Posts Tagged ‘HIV’

Today is World AIDS Day

December 1st, 2012 Comments off

Today — December 1, 2012 — is World AIDS Day.  Let us use this day to remember the lives of the individuals we have lost to HIV and AIDS, be it because of a lack of access to HIV and AIDS-related information, testing procedures, prevention methods, or treatment options; or because of the ongoing stigmatization, criminalization, scapegoating, and mistreatment (including  the serophobic harassment, assault, and murder) of people living with HIV/AIDS (or, for that case, of people presumed to be living with HIV/AIDS).
This includes:

  • People who are unable to access:
    • HIV/AIDS-related information
    • public or private insurance coverage, especially due to
      • insufficient funds (regardless of income) and/or
      • ineligible residency status, and/or
      • a lack of access to employment health benefits
    • health care centres and/or health care professionals — particularly ones that are knowledgeable, respectful, and non-stigmatizing
  • People who are not given timely HIV/AIDS-related information (if at all) because they are presumed to not be at risk of transmission and/or to not be living with HIV/AIDS. Case in point: people who are straight-identified and/or who are currently in a heterosexual relationship
  • Sex workers, especially sex workers who engage clients outdoors
  • Transpeople, particularly transwomen who are sex workers
  • Racialized people, particularly: Black men; Black men presumed to be from Africa; Aboriginal women (both cis and trans); and East and South Asian transwomen
  • First Nations people, especially First Nations women (both cis and trans) and two-spirited people who are sex workers and/or intravenous drug consumers
  • Men who have sex with other men, especially older gay men and men who engage in ‘public’ sex
  • Intravenous drug consumers, particularly individuals who consume heroin.
  • And anyone who lives or embodies any combination of these and other unlisted social positions. (Feel free to contribute to our list).

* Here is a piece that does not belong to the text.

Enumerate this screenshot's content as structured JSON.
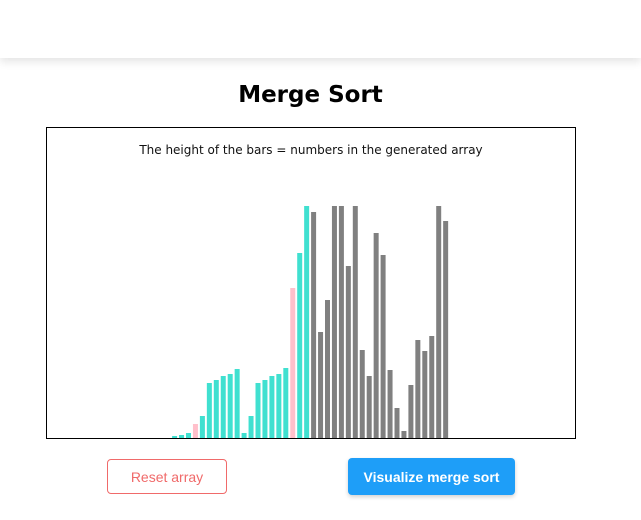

For more information about World AIDS Day, and the prevention, transmission, and treatment of HIV (including treatment-as-prevention), we recommend a visit to CATIE’s website at

The Queer Ontario Steering Committee

Breaking! Supreme Court of Canada Issues Decision on the Criminality of HIV Non-Disclosure

October 5th, 2012 Comments off

This morning, the Supreme Court of Canada issued two rulings on the criminalizability of individuals living with HIV if they do not disclose their HIV-positive status to a sexual partner before engaging with them, sexually.  The rulings are in response to a case in Manitoba, where a man was charged with nine counts of aggravated sexual assault based on his failure to disclose his HIV‑positive status to nine complainants (none of the complainants contracted HIV); and a case in Quebec, where a woman with HIV was charged with sexual assault and aggravated assault for failing to disclose her HIV-positve status to a partner.
The Supreme Court of Canada has effectively ruled that laying such charges on an individual who is HIV-positive, with an undetectable viral load, and who made proper use of a condom, is unreasonable because the “realistic possibility of transmission of HIV is negated” in such a context.
The Manitoba case ruling can be found here:

The Quebec case ruling can be found here:

The CBC’s report on the ruling an be found here:


We (Still) Demand!

August 30th, 2011 Comments off

On August 28, 2011 Queer Ontario graced the steps of Parliament Hill in Ottawa to commemorate the 40th anniversary of We Demand, the first nation-wide rally in Canada where gay men and women got together to demand legal and social reforms from the federal government. As John Wilson, an original member of the rally, noted in his keynote speech on Sunday: while a number of reforms have been achieved in the 40 years since 1971, there is still a lot of prejudice that needs to be challenged and abolished, particularly on the part of government. This includes the government’s refusal to extend human rights protections to transsexual, transgender, and intersex individuals, as well as its insistence on criminalizing HIV transmission.

Indeed, it is worth remembering that the extension of marriage rights to same-sex or same-gender couples did not finalize the struggle for queer and trans rights but, rather, re-invigorated it, as we now fight for the rights of those who are marginalized by the expectation to marry and privatize our sexualities; and those whose identities, relationships and livelihoods have yet to be recognized and accommodated by government.

Special thanks go out to Susan Gapka, Michael Burtch, Melanie Pasztor, and Brent Bauer for lending us their voices and their words of inspiration in highlighting all the work that needs to be done to create a trans-embracing, queer-loving, and sex-positive Canada. A very special thanks to A.J. Lowik for giving voice to our Demands list; as well as the over 100 people who attended the rally and shared their demands and their experiences of discrimination with us.